We give up so much power from Congress to the presidency, and with them being so secretive on the treaty, it just concerns me what’s in the treaty.

Let me take Paul’s issues with power, secrecy, and content in order.

ALJs and the Home Court Advantage

The SEC has come under fire lately for its use – some might say overuse – of internal administrative proceedings.  The SEC’s use of administrative proceedings and administrative law judges (ALJs) is by no means unique within the federal government.  Thirty-four agencies currently have ALJs.  Nor is the SEC the heaviest user of administrative proceedings or ALJs; the Social Security Administration has that distinction, with more than 1,300 ALJs according to the most recent data available.  The SEC, by comparison, has only five ALJ positions, two of which are recent additions. 

The SEC’s ALJs have been in the spotlight due to a provision in Dodd-Frank that expands their ability to impose fines.  In the past, the SEC could impose monetary sanctions only on individuals and entities registered with the Commission – typically brokers, investment advisors, and similar entities and their employees.  By registering with the SEC, it was reasoned, these individuals and organizations had submitted to the SEC’s jurisdiction.  Others could be brought before the SEC’s tribunals for violating federal securities laws, and the ALJs could make findings of fact (that is, decide which side’s version of the facts was correct) and issue cease and desist orders, but could not impose fines.  Instead, the SEC’s lawyers would have to bring a separate case in federal district court.  Under Dodd-Frank, registered and unregistered persons are treated the same.

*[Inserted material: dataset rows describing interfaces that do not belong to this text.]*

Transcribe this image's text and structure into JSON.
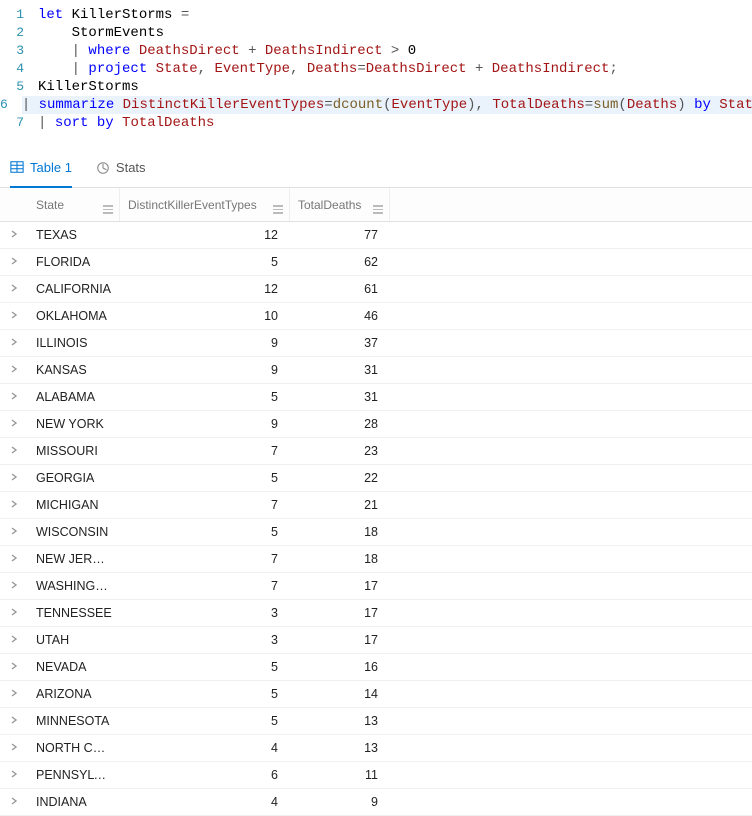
{
  "editor": {
    "lines": [
      {
        "n": "1",
        "tokens": [
          {
            "t": "let",
            "c": "kw"
          },
          {
            "t": " ",
            "c": ""
          },
          {
            "t": "KillerStorms",
            "c": "id"
          },
          {
            "t": " = ",
            "c": "op"
          }
        ]
      },
      {
        "n": "2",
        "tokens": [
          {
            "t": "    ",
            "c": ""
          },
          {
            "t": "StormEvents",
            "c": "id"
          }
        ]
      },
      {
        "n": "3",
        "tokens": [
          {
            "t": "    | ",
            "c": "op"
          },
          {
            "t": "where",
            "c": "kw"
          },
          {
            "t": " ",
            "c": ""
          },
          {
            "t": "DeathsDirect",
            "c": "fld"
          },
          {
            "t": " + ",
            "c": "op"
          },
          {
            "t": "DeathsIndirect",
            "c": "fld"
          },
          {
            "t": " > ",
            "c": "op"
          },
          {
            "t": "0",
            "c": "id"
          }
        ]
      },
      {
        "n": "4",
        "tokens": [
          {
            "t": "    | ",
            "c": "op"
          },
          {
            "t": "project",
            "c": "kw"
          },
          {
            "t": " ",
            "c": ""
          },
          {
            "t": "State",
            "c": "fld"
          },
          {
            "t": ", ",
            "c": "op"
          },
          {
            "t": "EventType",
            "c": "fld"
          },
          {
            "t": ", ",
            "c": "op"
          },
          {
            "t": "Deaths",
            "c": "fld"
          },
          {
            "t": "=",
            "c": "op"
          },
          {
            "t": "DeathsDirect",
            "c": "fld"
          },
          {
            "t": " + ",
            "c": "op"
          },
          {
            "t": "DeathsIndirect",
            "c": "fld"
          },
          {
            "t": ";",
            "c": "op"
          }
        ]
      },
      {
        "n": "5",
        "tokens": [
          {
            "t": "KillerStorms",
            "c": "id"
          }
        ]
      },
      {
        "n": "6",
        "hl": true,
        "tokens": [
          {
            "t": "| ",
            "c": "op"
          },
          {
            "t": "summarize",
            "c": "kw"
          },
          {
            "t": " ",
            "c": ""
          },
          {
            "t": "DistinctKillerEventTypes",
            "c": "fld"
          },
          {
            "t": "=",
            "c": "op"
          },
          {
            "t": "dcount",
            "c": "func"
          },
          {
            "t": "(",
            "c": "op"
          },
          {
            "t": "EventType",
            "c": "fld"
          },
          {
            "t": "), ",
            "c": "op"
          },
          {
            "t": "TotalDeaths",
            "c": "fld"
          },
          {
            "t": "=",
            "c": "op"
          },
          {
            "t": "sum",
            "c": "func"
          },
          {
            "t": "(",
            "c": "op"
          },
          {
            "t": "Deaths",
            "c": "fld"
          },
          {
            "t": ") ",
            "c": "op"
          },
          {
            "t": "by",
            "c": "kw"
          },
          {
            "t": " ",
            "c": ""
          },
          {
            "t": "State",
            "c": "fld"
          }
        ]
      },
      {
        "n": "7",
        "tokens": [
          {
            "t": "| ",
            "c": "op"
          },
          {
            "t": "sort",
            "c": "kw"
          },
          {
            "t": " ",
            "c": ""
          },
          {
            "t": "by",
            "c": "kw"
          },
          {
            "t": " ",
            "c": ""
          },
          {
            "t": "TotalDeaths",
            "c": "fld"
          }
        ]
      }
    ]
  },
  "tabs": {
    "table_label": "Table 1",
    "stats_label": "Stats"
  },
  "columns": {
    "state": "State",
    "types": "DistinctKillerEventTypes",
    "deaths": "TotalDeaths"
  },
  "rows": [
    {
      "state": "TEXAS",
      "types": "12",
      "deaths": "77"
    },
    {
      "state": "FLORIDA",
      "types": "5",
      "deaths": "62"
    },
    {
      "state": "CALIFORNIA",
      "types": "12",
      "deaths": "61"
    },
    {
      "state": "OKLAHOMA",
      "types": "10",
      "deaths": "46"
    },
    {
      "state": "ILLINOIS",
      "types": "9",
      "deaths": "37"
    },
    {
      "state": "KANSAS",
      "types": "9",
      "deaths": "31"
    },
    {
      "state": "ALABAMA",
      "types": "5",
      "deaths": "31"
    },
    {
      "state": "NEW YORK",
      "types": "9",
      "deaths": "28"
    },
    {
      "state": "MISSOURI",
      "types": "7",
      "deaths": "23"
    },
    {
      "state": "GEORGIA",
      "types": "5",
      "deaths": "22"
    },
    {
      "state": "MICHIGAN",
      "types": "7",
      "deaths": "21"
    },
    {
      "state": "WISCONSIN",
      "types": "5",
      "deaths": "18"
    },
    {
      "state": "NEW JERSEY",
      "types": "7",
      "deaths": "18"
    },
    {
      "state": "WASHINGT…",
      "types": "7",
      "deaths": "17"
    },
    {
      "state": "TENNESSEE",
      "types": "3",
      "deaths": "17"
    },
    {
      "state": "UTAH",
      "types": "3",
      "deaths": "17"
    },
    {
      "state": "NEVADA",
      "types": "5",
      "deaths": "16"
    },
    {
      "state": "ARIZONA",
      "types": "5",
      "deaths": "14"
    },
    {
      "state": "MINNESOTA",
      "types": "5",
      "deaths": "13"
    },
    {
      "state": "NORTH CA…",
      "types": "4",
      "deaths": "13"
    },
    {
      "state": "PENNSYLV…",
      "types": "6",
      "deaths": "11"
    },
    {
      "state": "INDIANA",
      "types": "4",
      "deaths": "9"
    }
  ]
}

Administrative proceedings have their advantages.  Like a federal judge, an ALJ can issue subpoenas, hold hearings, and decide cases.  Because an ALJ’s cases deal with a very narrow area of law – only that related directly to the ALJ’s agency – the ALJ’s knowledge of that area tends to be deeper than that of a federal judge who hears a broad range of civil and criminal cases.  The proceedings before ALJs tend to be somewhat truncated, with fewer procedural requirements than federal district court, allowing the case to be decided more quickly.